on October 5, 2010
Michael Connelly brings together criminal defense attorney Michael (Mickey) Haller and his half-brother, the cynical and battle-scarred LAPD Detective Harry Bosch, in "The Reversal." Mickey calls himself "the defender of the damned," a job he has had for over twenty years. "During that time," he states, "I'd grown a suspicion and distrust of prosecutors and police...." Still, the L. A. District Attorney convinces Mickey to go over to the dark side as an independent special prosecutor in the second trial of Jason Jessup. The defendant has already spent twenty-four years in San Quentin for abducting and strangling twelve-year-old Melissa Landy. Over the last two decades, Jessup filed numerous motions and appeals while steadfastly proclaiming his innocence. Much to his delight, the California Supreme Court reversed his conviction and sent the case back to Los Angeles County "for either retrial or dismissal of the charges." Against his better judgment, Mickey agrees to take the case, partly because it will give him an opportunity to work with his ex-wife, deputy district attorney Maggie McPherson, and Harry Bosch, who will be their investigator.

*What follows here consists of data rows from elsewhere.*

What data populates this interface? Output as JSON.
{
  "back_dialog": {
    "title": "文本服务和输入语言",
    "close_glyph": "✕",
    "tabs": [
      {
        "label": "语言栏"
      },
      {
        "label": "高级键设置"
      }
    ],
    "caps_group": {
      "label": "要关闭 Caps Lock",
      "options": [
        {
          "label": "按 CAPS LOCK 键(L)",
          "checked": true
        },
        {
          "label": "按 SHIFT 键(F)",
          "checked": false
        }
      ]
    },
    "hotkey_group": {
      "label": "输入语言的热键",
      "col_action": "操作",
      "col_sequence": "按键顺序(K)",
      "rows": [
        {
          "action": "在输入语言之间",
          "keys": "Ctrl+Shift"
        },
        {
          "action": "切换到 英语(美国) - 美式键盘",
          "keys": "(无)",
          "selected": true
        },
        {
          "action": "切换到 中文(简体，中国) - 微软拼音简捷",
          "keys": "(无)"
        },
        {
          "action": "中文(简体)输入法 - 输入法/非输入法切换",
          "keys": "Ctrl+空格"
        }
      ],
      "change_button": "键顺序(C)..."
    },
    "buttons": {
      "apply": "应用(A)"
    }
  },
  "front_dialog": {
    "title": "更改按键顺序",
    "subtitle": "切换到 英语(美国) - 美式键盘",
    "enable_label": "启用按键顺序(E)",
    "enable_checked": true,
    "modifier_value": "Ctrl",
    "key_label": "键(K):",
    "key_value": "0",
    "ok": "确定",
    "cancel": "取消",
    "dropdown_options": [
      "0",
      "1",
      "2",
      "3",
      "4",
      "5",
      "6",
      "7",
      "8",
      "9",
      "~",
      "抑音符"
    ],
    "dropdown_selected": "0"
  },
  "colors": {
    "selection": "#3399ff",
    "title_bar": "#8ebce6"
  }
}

Jessup has a groundswell of support from the liberal media and an organization of lawyers known as the Genetic Justice Project. Although the physical evidence against Jessup may be a bit shaky, Melissa's sister, Sarah, who was thirteen when the murder occurred, vehemently stands by her eyewitness identification of Jessup as Melissa's abductor. However, Sarah has a history of drug abuse and run-ins with the law which the defense will undoubtedly exploit in an attempt to discredit her.

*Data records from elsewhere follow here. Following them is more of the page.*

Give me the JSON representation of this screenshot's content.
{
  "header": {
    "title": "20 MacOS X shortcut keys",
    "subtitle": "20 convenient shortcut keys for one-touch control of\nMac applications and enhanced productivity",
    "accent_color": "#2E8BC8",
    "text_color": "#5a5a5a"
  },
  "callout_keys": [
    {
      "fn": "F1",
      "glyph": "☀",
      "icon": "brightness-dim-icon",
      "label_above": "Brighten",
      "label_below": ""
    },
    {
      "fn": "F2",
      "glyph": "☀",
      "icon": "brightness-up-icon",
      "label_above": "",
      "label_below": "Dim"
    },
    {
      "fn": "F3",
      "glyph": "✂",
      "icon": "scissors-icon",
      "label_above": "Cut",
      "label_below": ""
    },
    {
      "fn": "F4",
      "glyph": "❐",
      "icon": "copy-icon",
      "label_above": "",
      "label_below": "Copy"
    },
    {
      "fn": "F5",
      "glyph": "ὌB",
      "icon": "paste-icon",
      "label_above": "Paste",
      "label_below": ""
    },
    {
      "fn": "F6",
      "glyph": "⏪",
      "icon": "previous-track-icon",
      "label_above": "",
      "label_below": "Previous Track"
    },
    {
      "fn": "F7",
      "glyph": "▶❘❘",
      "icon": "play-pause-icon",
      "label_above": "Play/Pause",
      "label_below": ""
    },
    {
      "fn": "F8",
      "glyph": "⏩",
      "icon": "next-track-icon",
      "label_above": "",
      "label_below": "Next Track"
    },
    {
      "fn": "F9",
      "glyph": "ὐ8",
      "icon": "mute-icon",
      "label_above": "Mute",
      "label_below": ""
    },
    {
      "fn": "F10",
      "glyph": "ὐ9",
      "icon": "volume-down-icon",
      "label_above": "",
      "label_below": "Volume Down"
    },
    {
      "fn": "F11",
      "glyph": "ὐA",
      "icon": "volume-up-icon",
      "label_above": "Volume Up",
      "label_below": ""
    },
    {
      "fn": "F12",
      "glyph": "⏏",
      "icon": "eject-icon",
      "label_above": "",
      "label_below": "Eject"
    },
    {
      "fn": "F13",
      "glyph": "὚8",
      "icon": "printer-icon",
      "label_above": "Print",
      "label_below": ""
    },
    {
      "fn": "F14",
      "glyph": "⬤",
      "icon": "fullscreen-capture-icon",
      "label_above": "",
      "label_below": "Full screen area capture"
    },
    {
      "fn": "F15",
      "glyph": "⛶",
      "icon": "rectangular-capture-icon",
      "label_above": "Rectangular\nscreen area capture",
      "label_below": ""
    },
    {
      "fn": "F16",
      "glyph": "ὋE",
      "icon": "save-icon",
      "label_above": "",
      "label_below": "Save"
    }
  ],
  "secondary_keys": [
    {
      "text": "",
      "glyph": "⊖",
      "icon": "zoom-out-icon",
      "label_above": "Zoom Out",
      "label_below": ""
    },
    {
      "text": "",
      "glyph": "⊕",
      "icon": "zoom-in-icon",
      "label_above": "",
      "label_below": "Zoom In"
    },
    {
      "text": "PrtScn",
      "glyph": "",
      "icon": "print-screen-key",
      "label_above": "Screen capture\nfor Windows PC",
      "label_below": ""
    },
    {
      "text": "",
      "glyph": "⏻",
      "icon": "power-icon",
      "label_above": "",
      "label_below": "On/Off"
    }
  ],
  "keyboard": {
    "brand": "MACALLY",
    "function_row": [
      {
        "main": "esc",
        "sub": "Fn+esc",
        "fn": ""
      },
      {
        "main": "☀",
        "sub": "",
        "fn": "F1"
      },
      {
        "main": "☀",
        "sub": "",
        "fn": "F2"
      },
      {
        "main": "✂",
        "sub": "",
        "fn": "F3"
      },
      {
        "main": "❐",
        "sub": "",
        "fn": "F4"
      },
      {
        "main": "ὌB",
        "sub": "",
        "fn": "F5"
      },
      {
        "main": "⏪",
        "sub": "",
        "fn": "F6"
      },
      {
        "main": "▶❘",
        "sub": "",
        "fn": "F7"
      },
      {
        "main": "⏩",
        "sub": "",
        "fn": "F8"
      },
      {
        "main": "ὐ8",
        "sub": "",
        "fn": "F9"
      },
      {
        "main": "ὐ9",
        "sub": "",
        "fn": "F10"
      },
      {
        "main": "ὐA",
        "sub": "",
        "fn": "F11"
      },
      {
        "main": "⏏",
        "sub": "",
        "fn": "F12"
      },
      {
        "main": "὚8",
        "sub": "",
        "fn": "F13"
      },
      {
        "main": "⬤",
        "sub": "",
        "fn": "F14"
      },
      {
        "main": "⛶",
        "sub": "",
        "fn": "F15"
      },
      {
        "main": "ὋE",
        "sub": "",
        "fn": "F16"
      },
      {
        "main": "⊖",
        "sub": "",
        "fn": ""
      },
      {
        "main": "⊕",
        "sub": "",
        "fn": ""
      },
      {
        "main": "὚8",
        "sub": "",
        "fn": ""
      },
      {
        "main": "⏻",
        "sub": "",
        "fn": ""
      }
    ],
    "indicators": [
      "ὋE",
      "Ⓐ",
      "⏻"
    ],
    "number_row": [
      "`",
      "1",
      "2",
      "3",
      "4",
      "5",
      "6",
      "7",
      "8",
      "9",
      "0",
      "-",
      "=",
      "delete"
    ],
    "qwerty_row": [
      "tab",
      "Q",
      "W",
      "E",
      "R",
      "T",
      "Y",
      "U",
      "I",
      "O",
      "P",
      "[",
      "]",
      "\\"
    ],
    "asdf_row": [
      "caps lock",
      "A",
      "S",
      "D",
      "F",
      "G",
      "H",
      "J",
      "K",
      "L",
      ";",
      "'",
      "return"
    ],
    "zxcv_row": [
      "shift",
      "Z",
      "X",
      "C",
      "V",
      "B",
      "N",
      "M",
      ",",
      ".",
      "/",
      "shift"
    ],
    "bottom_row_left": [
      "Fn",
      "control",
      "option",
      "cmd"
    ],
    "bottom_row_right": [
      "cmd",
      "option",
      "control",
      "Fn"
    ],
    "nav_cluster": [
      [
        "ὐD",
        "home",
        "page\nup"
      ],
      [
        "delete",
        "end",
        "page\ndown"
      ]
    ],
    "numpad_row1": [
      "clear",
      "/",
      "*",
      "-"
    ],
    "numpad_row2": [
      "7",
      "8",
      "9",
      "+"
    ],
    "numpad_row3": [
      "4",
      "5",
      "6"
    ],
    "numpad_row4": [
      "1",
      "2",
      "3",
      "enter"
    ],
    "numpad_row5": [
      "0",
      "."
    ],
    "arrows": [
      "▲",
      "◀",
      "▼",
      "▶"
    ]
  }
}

This is one of Connelly's most suspenseful and involving legal thrillers in years. It has incisive and realistic dialogue, compelling courtroom scenes, well-drawn characters, and a carefully constructed plot. Fascinating details about surveillance, trial strategy, forensics, and police procedure add to the book's verisimilitude. The only false note is that when Mickey is on the scene, he is the first-person narrator, but otherwise, Connelly writes in the third person. This is slightly jarring; Connelly might have been better off sticking to the third person throughout, especially since Haller, McPherson, and Bosch all share the spotlight. Another familiar face is FBI profiler Rachel Walling, who makes a strong cameo appearance when Bosch requests her analysis of Jessup's behavior. Harry stands out as the person most invested in nailing Jessup, partly because Harry has sole responsibility for his fourteen-year-old daughter whom he adores, and partly because he has worked tirelessly on hundreds of homicides during his thirty-five year career as a cop. He is passionate about finding the bad guys and putting them away so that they cannot do any more damage.

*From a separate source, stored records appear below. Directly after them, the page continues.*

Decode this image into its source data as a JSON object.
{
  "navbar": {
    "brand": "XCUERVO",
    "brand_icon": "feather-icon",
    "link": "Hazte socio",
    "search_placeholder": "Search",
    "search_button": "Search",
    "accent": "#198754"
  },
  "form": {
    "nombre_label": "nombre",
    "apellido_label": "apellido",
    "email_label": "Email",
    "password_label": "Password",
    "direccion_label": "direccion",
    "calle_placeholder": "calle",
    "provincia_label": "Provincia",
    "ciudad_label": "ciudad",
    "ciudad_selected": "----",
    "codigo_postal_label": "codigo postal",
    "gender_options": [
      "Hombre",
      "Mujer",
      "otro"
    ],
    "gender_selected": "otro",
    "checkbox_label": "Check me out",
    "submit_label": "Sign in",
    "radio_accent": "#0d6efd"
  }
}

In "The Reversal," the author effectively shows how politics and public opinion influence the legal process; how the stress of trying a high-profile case can lead to mistakes in judgment; and the importance of always being prepared for the unexpected. Readers who crave a feel-good ending may balk at the novel's disquieting finale. Others may find Connelly's conclusion thought-provoking, daring, and original. It certainly demonstrates the ways in which life's vicissitudes and the capriciousness of fate can undermine the search for truth and pervert the course of justice.